We then enter the office of the head of the Palestinian DCO which gives us a little insight into what goes on there. The office is equipped with a computer, as are the other offices. In an adjacent office two women are busy recording data concerning the different types of requests into the computer. Everything is categorized according to type of request and the different types of answers from the Israeli DCO. The head of the DCO gets everything into his computer already processed, categorized, and easy to scan on first sight. Several categories: medical needs, personal matters, business affairs (merchants), and religious requirements are listed. The permits are issued by the Israeli authorities.
The procedure for getting a work permit is different: the request for a work permit comes from the employer, the permits are issued by the Civil Administration Officer in Charge of Employment and the workers get their permits at the employment offices in the occupied territories.
The Israeli DCO returns lists of local residents whose request for a permit has been turned down. In many cases there is no answer at all. The reasons for rejection are: there exists alternative treatment in the territories (in health cases); the request is not legitimate; documents insufficient; lacking magnetic card; doesn't meet criteria; blacklisted; forged request; applicant lives in different region, and more.

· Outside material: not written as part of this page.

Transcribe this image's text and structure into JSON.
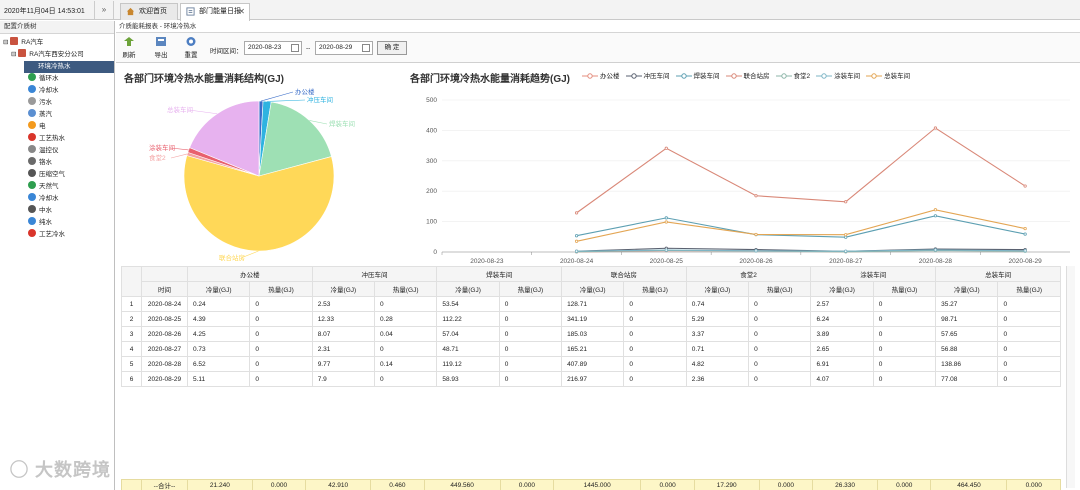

The head of the Palestinian DCO emphasizes the excellent relations existing between his office and its Israeli counterpart. He comes back to this point many a time. But the final decision concerning entrance permits rests with the Israeli GSS (shabak) and any give and take with them is out of the question. And the GSS rejects many requests.
The head of the Palestinian DCO remarks that the blacklisted residents better be healthy! If they have to get to Palestinian hospitals in Jerusalem, they have to submit a request for a permit at least two weeks ahead of time. Of course, this is not always feasible. Sometimes the appointment at the hospital is sent much closer to the date than fourteen days ahead of time and sometimes there are urgent cases. We give him the name and telephone number of our colleagues, Hanna B and Yael S., for blacklisted people in need of health permits to turn to.
We turn to the question of removing the blacklist obstacle and to the complications created when there is no documentation trace for the requests submitted. The Head says that his office cannot give receipts for requests submitted as the requests are transferred to the Israeli DCO. We claim that the Israeli DCO can issue receipts for requests for removal from the blacklist and this could aid the Palestinian DCO in giving out these receipts to the applicants.
The overall impression is that the Palestinian DCO is doing a good job in documenting and follow-up. In spite of the satisfaction expressed in the matter of cooperation with the Israeli authorities, many reservations are voiced in the matter of the blacklisting which is a major obstacle in the normal conduct of affairs in the occupied territories.
What we didn't hear is complaints about waiting in line at the checkpoints and the harassment of West Bank residents there, every morning and every evening. Also the construction of new (and the building onto of the old) settlements, the wall being erected in the middle of Palestinian territory, the ugliness and the impediments to normal life posed by the wall, and more. In short: If all's so well, why is it so bad??